Exercise data: Begin

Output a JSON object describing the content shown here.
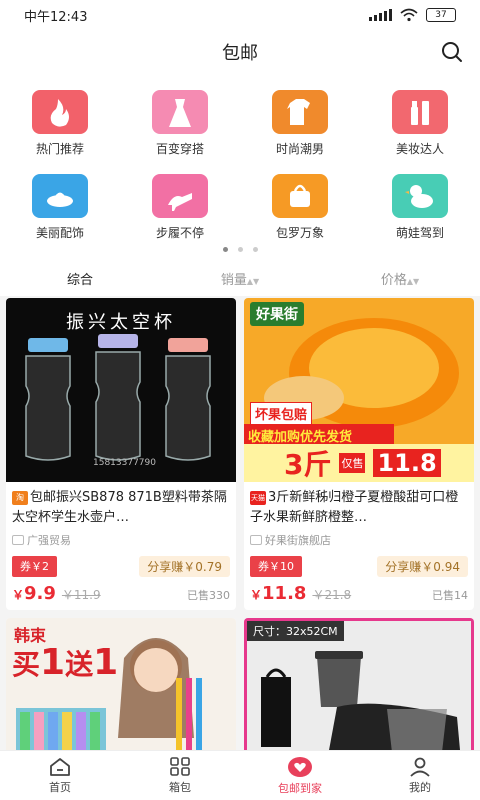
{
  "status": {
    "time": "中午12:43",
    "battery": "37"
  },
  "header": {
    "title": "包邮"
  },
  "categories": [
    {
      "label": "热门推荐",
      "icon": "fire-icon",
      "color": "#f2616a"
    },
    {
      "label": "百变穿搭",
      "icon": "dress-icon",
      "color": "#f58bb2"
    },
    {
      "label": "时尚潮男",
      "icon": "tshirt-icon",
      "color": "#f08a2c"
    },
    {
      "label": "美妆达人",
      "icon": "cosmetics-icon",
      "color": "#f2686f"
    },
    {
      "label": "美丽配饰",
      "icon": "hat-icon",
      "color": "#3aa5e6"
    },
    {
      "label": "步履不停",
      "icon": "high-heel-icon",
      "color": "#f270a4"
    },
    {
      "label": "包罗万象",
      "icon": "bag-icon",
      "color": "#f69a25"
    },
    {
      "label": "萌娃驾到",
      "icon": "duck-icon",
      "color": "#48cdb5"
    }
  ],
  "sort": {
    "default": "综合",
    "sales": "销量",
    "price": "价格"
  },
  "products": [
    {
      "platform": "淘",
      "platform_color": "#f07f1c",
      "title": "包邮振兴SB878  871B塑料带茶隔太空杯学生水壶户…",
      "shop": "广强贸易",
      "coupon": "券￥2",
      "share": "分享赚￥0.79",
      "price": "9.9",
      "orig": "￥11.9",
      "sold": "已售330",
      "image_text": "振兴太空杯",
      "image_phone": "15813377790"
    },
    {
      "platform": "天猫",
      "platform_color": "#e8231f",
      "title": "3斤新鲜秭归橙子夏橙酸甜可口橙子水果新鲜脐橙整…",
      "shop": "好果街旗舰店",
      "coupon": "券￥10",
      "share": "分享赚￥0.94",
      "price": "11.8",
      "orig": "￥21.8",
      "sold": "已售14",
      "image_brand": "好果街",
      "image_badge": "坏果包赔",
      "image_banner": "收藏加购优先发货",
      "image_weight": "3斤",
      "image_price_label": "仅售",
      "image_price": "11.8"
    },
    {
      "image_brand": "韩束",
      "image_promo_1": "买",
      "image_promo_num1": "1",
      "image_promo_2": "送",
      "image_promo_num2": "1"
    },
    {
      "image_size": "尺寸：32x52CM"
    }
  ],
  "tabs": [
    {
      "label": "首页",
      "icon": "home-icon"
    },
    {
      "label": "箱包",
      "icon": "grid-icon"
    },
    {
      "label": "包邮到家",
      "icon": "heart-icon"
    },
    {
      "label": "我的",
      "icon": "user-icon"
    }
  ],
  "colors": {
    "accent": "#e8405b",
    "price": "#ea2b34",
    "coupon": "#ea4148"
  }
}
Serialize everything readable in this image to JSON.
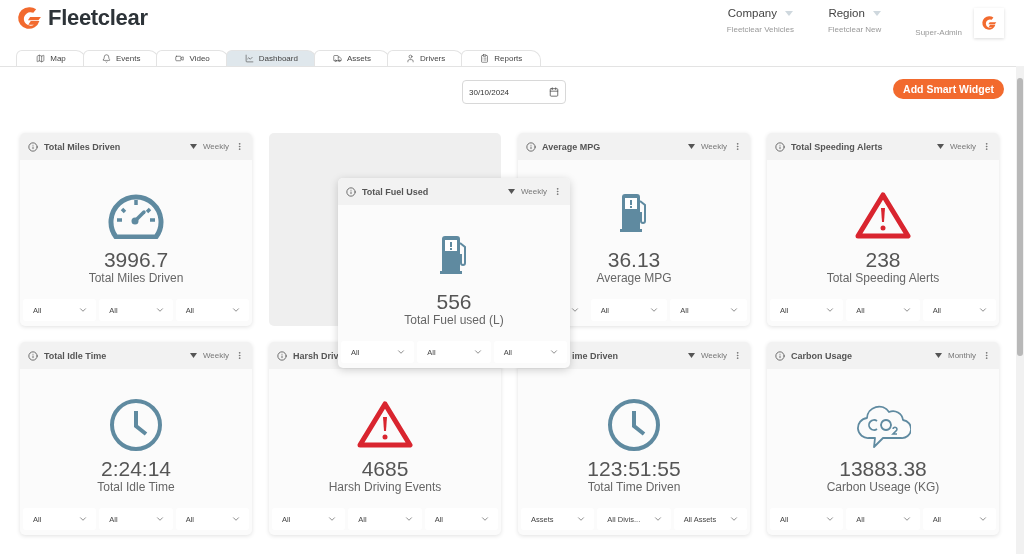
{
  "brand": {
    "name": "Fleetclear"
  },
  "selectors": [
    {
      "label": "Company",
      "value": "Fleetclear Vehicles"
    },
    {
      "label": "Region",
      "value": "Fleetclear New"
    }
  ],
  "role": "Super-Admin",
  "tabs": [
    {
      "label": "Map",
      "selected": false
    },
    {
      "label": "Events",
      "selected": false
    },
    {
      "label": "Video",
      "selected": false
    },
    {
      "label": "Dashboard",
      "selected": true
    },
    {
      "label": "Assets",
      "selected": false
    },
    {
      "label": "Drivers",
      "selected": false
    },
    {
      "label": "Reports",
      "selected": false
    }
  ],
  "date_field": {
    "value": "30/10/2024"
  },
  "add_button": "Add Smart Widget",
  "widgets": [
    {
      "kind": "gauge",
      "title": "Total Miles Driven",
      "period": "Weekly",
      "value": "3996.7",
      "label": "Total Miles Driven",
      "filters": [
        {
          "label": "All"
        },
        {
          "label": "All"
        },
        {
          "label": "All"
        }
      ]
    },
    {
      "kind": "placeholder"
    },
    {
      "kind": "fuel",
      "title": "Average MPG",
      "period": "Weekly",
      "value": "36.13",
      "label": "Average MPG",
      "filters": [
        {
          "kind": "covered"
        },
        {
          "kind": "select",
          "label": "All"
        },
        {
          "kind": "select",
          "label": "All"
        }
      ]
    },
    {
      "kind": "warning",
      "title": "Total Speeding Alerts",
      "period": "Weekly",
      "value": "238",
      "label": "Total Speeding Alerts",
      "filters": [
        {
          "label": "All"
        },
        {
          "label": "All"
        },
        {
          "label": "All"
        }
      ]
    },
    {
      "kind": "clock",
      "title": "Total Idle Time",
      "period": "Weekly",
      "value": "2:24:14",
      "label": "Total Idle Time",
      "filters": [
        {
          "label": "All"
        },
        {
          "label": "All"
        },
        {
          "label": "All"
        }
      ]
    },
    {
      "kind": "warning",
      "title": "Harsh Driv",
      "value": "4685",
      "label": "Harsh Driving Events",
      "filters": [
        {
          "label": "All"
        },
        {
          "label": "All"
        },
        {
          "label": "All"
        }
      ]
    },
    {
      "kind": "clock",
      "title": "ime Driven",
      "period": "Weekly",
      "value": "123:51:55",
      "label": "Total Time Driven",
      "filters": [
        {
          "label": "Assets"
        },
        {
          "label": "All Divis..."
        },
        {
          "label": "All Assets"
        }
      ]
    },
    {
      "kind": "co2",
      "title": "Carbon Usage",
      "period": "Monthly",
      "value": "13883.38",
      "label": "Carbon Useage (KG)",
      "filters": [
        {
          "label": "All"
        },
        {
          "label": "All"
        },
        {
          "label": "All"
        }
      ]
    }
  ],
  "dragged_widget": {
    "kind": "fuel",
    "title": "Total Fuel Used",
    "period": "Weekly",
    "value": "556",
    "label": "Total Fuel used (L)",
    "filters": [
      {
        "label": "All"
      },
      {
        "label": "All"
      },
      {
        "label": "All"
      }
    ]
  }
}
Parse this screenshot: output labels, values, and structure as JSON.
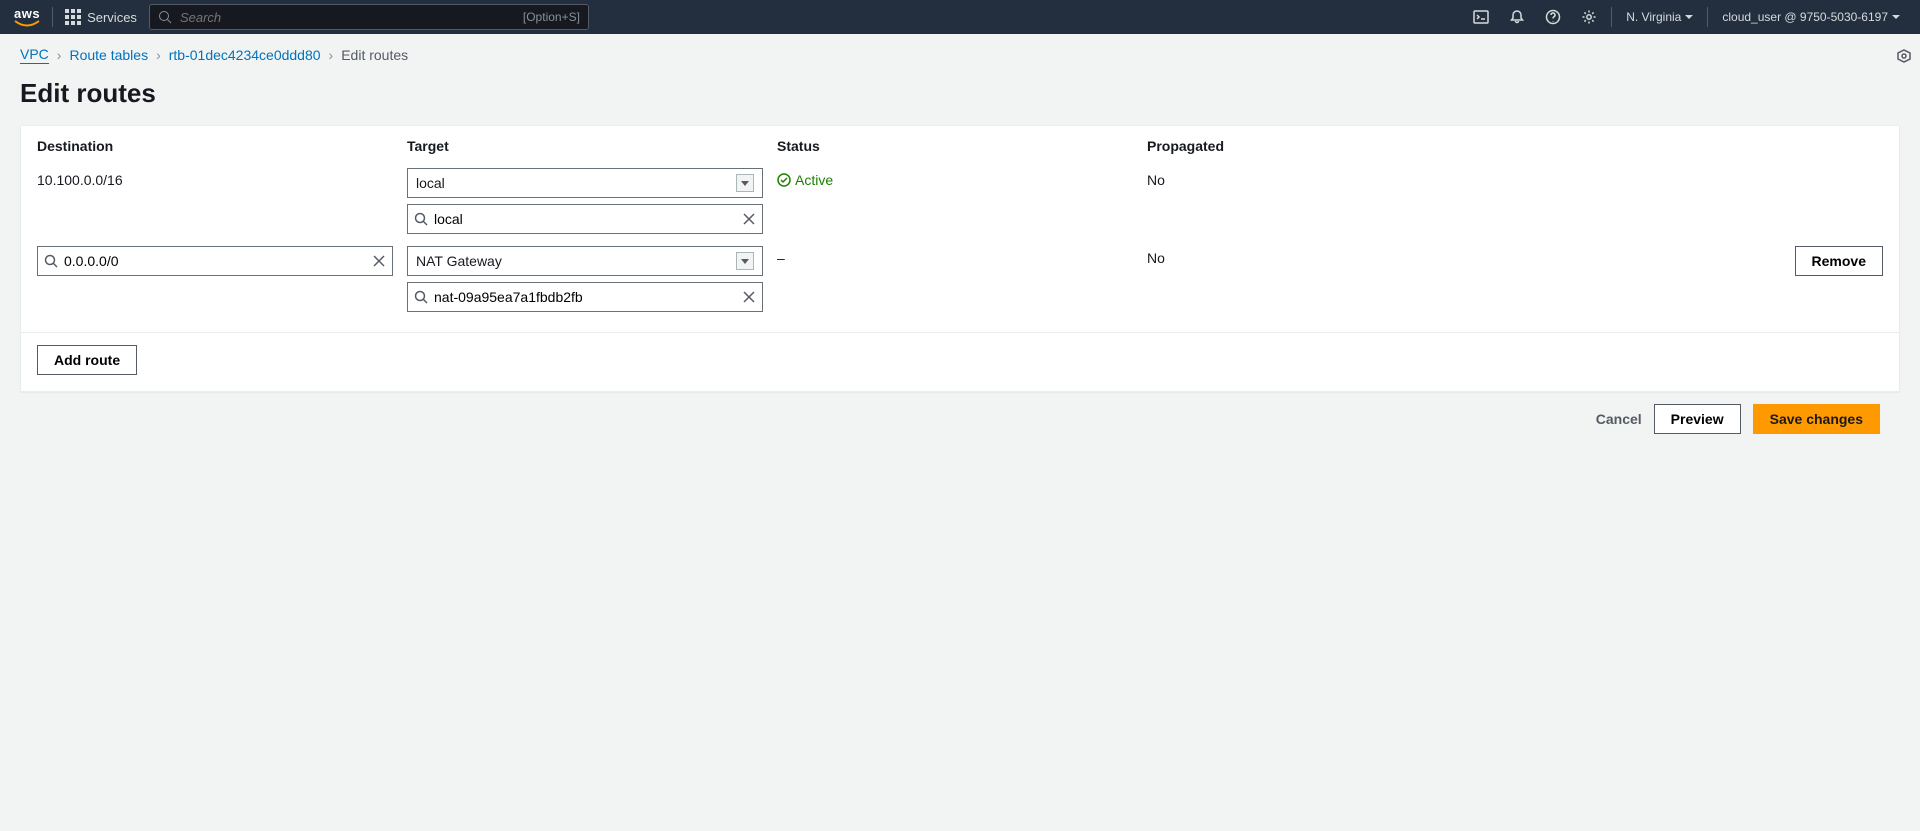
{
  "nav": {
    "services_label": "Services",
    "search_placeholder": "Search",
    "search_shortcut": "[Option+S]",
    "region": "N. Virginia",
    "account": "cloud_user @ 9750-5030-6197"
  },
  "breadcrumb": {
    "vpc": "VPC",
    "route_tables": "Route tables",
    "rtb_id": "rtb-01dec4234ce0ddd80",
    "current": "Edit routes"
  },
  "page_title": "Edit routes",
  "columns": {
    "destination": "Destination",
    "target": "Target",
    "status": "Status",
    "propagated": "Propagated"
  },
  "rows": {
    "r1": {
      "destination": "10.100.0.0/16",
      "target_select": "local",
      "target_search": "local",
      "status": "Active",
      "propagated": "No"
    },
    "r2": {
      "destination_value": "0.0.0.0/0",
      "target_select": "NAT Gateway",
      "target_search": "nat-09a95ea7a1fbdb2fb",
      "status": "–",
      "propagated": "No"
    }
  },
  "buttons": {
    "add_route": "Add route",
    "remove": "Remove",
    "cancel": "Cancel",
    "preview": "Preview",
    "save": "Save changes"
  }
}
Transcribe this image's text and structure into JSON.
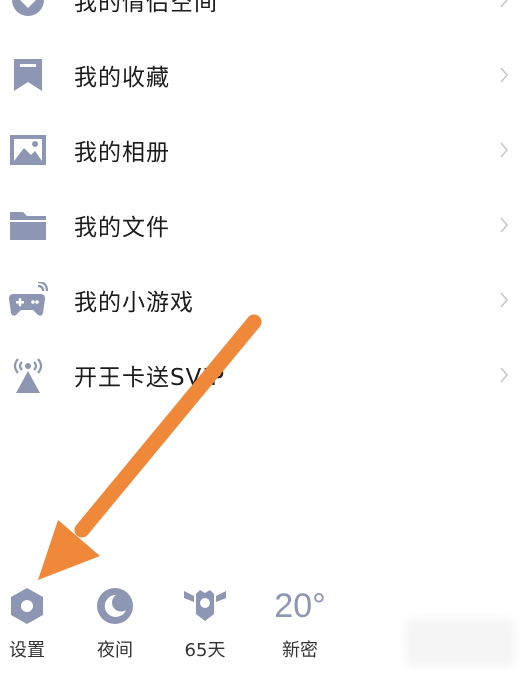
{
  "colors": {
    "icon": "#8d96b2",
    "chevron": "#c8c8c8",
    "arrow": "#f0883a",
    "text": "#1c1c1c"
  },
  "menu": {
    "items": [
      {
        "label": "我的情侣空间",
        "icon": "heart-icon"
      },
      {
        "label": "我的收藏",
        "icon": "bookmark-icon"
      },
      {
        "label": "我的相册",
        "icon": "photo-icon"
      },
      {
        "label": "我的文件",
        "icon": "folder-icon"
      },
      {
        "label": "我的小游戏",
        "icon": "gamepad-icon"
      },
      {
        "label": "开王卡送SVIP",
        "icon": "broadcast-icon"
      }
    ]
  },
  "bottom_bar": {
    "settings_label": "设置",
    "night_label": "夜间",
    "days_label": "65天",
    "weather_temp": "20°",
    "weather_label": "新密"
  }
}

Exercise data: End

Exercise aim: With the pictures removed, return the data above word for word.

Task response:
Output a JSON object describing the content shown here.
{
  "status": {
    "time": "中午12:43",
    "battery": "37"
  },
  "header": {
    "title": "包邮"
  },
  "categories": [
    {
      "label": "热门推荐",
      "icon": "fire-icon",
      "color": "#f2616a"
    },
    {
      "label": "百变穿搭",
      "icon": "dress-icon",
      "color": "#f58bb2"
    },
    {
      "label": "时尚潮男",
      "icon": "tshirt-icon",
      "color": "#f08a2c"
    },
    {
      "label": "美妆达人",
      "icon": "cosmetics-icon",
      "color": "#f2686f"
    },
    {
      "label": "美丽配饰",
      "icon": "hat-icon",
      "color": "#3aa5e6"
    },
    {
      "label": "步履不停",
      "icon": "high-heel-icon",
      "color": "#f270a4"
    },
    {
      "label": "包罗万象",
      "icon": "bag-icon",
      "color": "#f69a25"
    },
    {
      "label": "萌娃驾到",
      "icon": "duck-icon",
      "color": "#48cdb5"
    }
  ],
  "sort": {
    "default": "综合",
    "sales": "销量",
    "price": "价格"
  },
  "products": [
    {
      "platform": "淘",
      "platform_color": "#f07f1c",
      "title": "包邮振兴SB878  871B塑料带茶隔太空杯学生水壶户…",
      "shop": "广强贸易",
      "coupon": "券￥2",
      "share": "分享赚￥0.79",
      "price": "9.9",
      "orig": "￥11.9",
      "sold": "已售330",
      "image_text": "振兴太空杯",
      "image_phone": "15813377790"
    },
    {
      "platform": "天猫",
      "platform_color": "#e8231f",
      "title": "3斤新鲜秭归橙子夏橙酸甜可口橙子水果新鲜脐橙整…",
      "shop": "好果街旗舰店",
      "coupon": "券￥10",
      "share": "分享赚￥0.94",
      "price": "11.8",
      "orig": "￥21.8",
      "sold": "已售14",
      "image_brand": "好果街",
      "image_badge": "坏果包赔",
      "image_banner": "收藏加购优先发货",
      "image_weight": "3斤",
      "image_price_label": "仅售",
      "image_price": "11.8"
    },
    {
      "image_brand": "韩束",
      "image_promo_1": "买",
      "image_promo_num1": "1",
      "image_promo_2": "送",
      "image_promo_num2": "1"
    },
    {
      "image_size": "尺寸：32x52CM"
    }
  ],
  "tabs": [
    {
      "label": "首页",
      "icon": "home-icon"
    },
    {
      "label": "箱包",
      "icon": "grid-icon"
    },
    {
      "label": "包邮到家",
      "icon": "heart-icon"
    },
    {
      "label": "我的",
      "icon": "user-icon"
    }
  ],
  "colors": {
    "accent": "#e8405b",
    "price": "#ea2b34",
    "coupon": "#ea4148"
  }
}
Serialize everything readable in this image to JSON.
{
  "brand": {
    "name": "Fleetclear"
  },
  "selectors": [
    {
      "label": "Company",
      "value": "Fleetclear Vehicles"
    },
    {
      "label": "Region",
      "value": "Fleetclear New"
    }
  ],
  "role": "Super-Admin",
  "tabs": [
    {
      "label": "Map",
      "selected": false
    },
    {
      "label": "Events",
      "selected": false
    },
    {
      "label": "Video",
      "selected": false
    },
    {
      "label": "Dashboard",
      "selected": true
    },
    {
      "label": "Assets",
      "selected": false
    },
    {
      "label": "Drivers",
      "selected": false
    },
    {
      "label": "Reports",
      "selected": false
    }
  ],
  "date_field": {
    "value": "30/10/2024"
  },
  "add_button": "Add Smart Widget",
  "widgets": [
    {
      "kind": "gauge",
      "title": "Total Miles Driven",
      "period": "Weekly",
      "value": "3996.7",
      "label": "Total Miles Driven",
      "filters": [
        {
          "label": "All"
        },
        {
          "label": "All"
        },
        {
          "label": "All"
        }
      ]
    },
    {
      "kind": "placeholder"
    },
    {
      "kind": "fuel",
      "title": "Average MPG",
      "period": "Weekly",
      "value": "36.13",
      "label": "Average MPG",
      "filters": [
        {
          "kind": "covered"
        },
        {
          "kind": "select",
          "label": "All"
        },
        {
          "kind": "select",
          "label": "All"
        }
      ]
    },
    {
      "kind": "warning",
      "title": "Total Speeding Alerts",
      "period": "Weekly",
      "value": "238",
      "label": "Total Speeding Alerts",
      "filters": [
        {
          "label": "All"
        },
        {
          "label": "All"
        },
        {
          "label": "All"
        }
      ]
    },
    {
      "kind": "clock",
      "title": "Total Idle Time",
      "period": "Weekly",
      "value": "2:24:14",
      "label": "Total Idle Time",
      "filters": [
        {
          "label": "All"
        },
        {
          "label": "All"
        },
        {
          "label": "All"
        }
      ]
    },
    {
      "kind": "warning",
      "title": "Harsh Driv",
      "value": "4685",
      "label": "Harsh Driving Events",
      "filters": [
        {
          "label": "All"
        },
        {
          "label": "All"
        },
        {
          "label": "All"
        }
      ]
    },
    {
      "kind": "clock",
      "title": "ime Driven",
      "period": "Weekly",
      "value": "123:51:55",
      "label": "Total Time Driven",
      "filters": [
        {
          "label": "Assets"
        },
        {
          "label": "All Divis..."
        },
        {
          "label": "All Assets"
        }
      ]
    },
    {
      "kind": "co2",
      "title": "Carbon Usage",
      "period": "Monthly",
      "value": "13883.38",
      "label": "Carbon Useage (KG)",
      "filters": [
        {
          "label": "All"
        },
        {
          "label": "All"
        },
        {
          "label": "All"
        }
      ]
    }
  ],
  "dragged_widget": {
    "kind": "fuel",
    "title": "Total Fuel Used",
    "period": "Weekly",
    "value": "556",
    "label": "Total Fuel used (L)",
    "filters": [
      {
        "label": "All"
      },
      {
        "label": "All"
      },
      {
        "label": "All"
      }
    ]
  }
}
Parse this screenshot: output labels, values, and structure as JSON.
{
  "nav": {
    "services_label": "Services",
    "search_placeholder": "Search",
    "search_shortcut": "[Option+S]",
    "region": "N. Virginia",
    "account": "cloud_user @ 9750-5030-6197"
  },
  "breadcrumb": {
    "vpc": "VPC",
    "route_tables": "Route tables",
    "rtb_id": "rtb-01dec4234ce0ddd80",
    "current": "Edit routes"
  },
  "page_title": "Edit routes",
  "columns": {
    "destination": "Destination",
    "target": "Target",
    "status": "Status",
    "propagated": "Propagated"
  },
  "rows": {
    "r1": {
      "destination": "10.100.0.0/16",
      "target_select": "local",
      "target_search": "local",
      "status": "Active",
      "propagated": "No"
    },
    "r2": {
      "destination_value": "0.0.0.0/0",
      "target_select": "NAT Gateway",
      "target_search": "nat-09a95ea7a1fbdb2fb",
      "status": "–",
      "propagated": "No"
    }
  },
  "buttons": {
    "add_route": "Add route",
    "remove": "Remove",
    "cancel": "Cancel",
    "preview": "Preview",
    "save": "Save changes"
  }
}
Transcribe this image's text and structure into JSON.
{
  "colors": {
    "icon": "#8d96b2",
    "chevron": "#c8c8c8",
    "arrow": "#f0883a",
    "text": "#1c1c1c"
  },
  "menu": {
    "items": [
      {
        "label": "我的情侣空间",
        "icon": "heart-icon"
      },
      {
        "label": "我的收藏",
        "icon": "bookmark-icon"
      },
      {
        "label": "我的相册",
        "icon": "photo-icon"
      },
      {
        "label": "我的文件",
        "icon": "folder-icon"
      },
      {
        "label": "我的小游戏",
        "icon": "gamepad-icon"
      },
      {
        "label": "开王卡送SVIP",
        "icon": "broadcast-icon"
      }
    ]
  },
  "bottom_bar": {
    "settings_label": "设置",
    "night_label": "夜间",
    "days_label": "65天",
    "weather_temp": "20°",
    "weather_label": "新密"
  }
}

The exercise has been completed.